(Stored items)
↓

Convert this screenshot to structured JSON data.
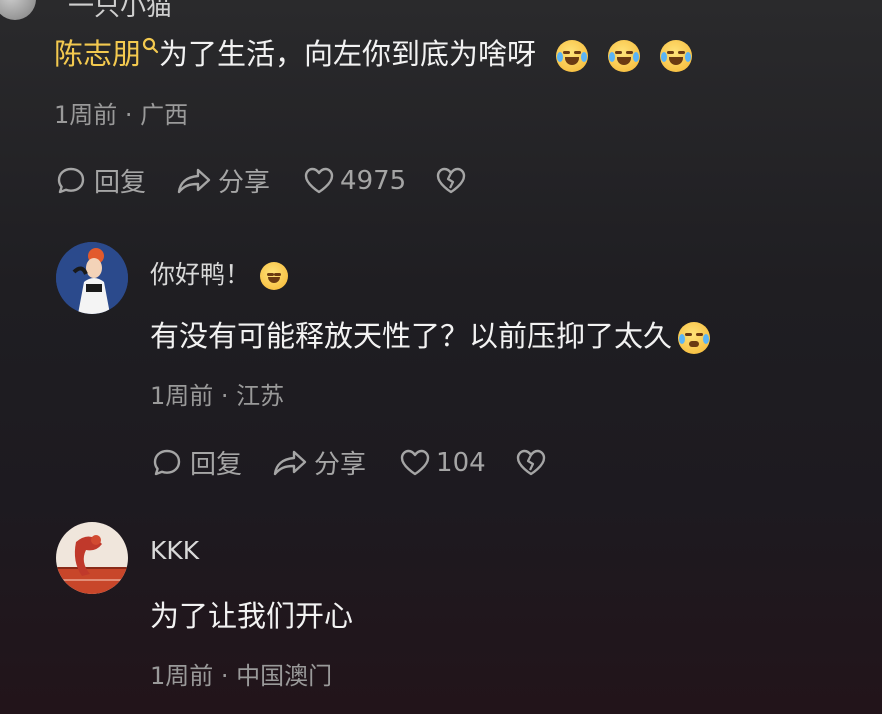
{
  "top_comment": {
    "partial_name": "一只小猫",
    "mention": "陈志朋",
    "text": "为了生活，向左你到底为啥呀",
    "emojis": [
      "laughing-tears-emoji",
      "laughing-tears-emoji",
      "laughing-tears-emoji"
    ],
    "time": "1周前",
    "location": "广西",
    "reply_label": "回复",
    "share_label": "分享",
    "likes": "4975"
  },
  "replies": [
    {
      "username": "你好鸭！",
      "name_emoji": "drooling-face-emoji",
      "text": "有没有可能释放天性了？以前压抑了太久",
      "text_emoji": "pleading-tears-emoji",
      "time": "1周前",
      "location": "江苏",
      "reply_label": "回复",
      "share_label": "分享",
      "likes": "104"
    },
    {
      "username": "KKK",
      "text": "为了让我们开心",
      "time": "1周前",
      "location": "中国澳门"
    }
  ],
  "colors": {
    "mention": "#f3c94f",
    "meta": "#9a9a9a",
    "text": "#f2f2f2"
  }
}
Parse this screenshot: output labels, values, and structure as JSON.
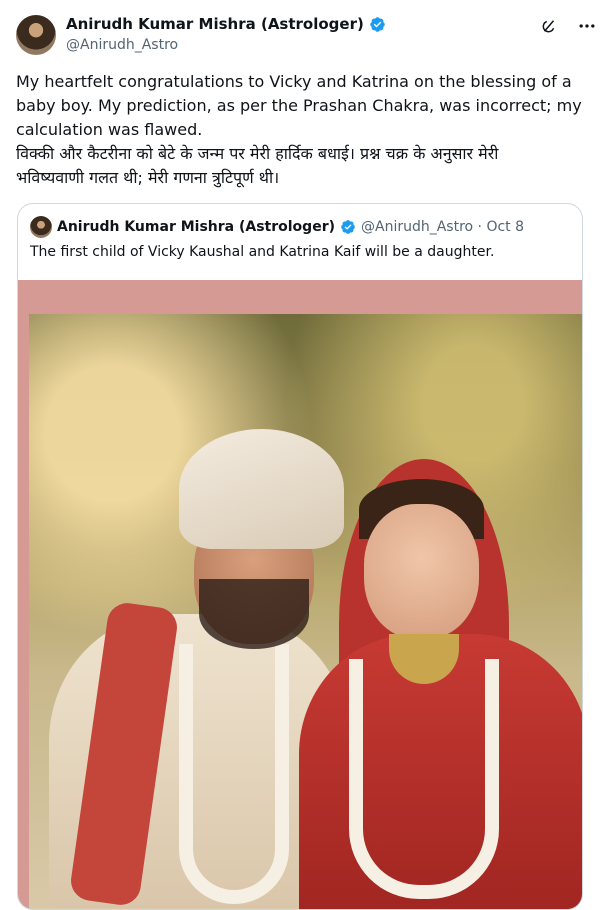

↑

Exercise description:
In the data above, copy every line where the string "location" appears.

Result:
    "location": "广西",
      "location": "江苏",
      "location": "中国澳门"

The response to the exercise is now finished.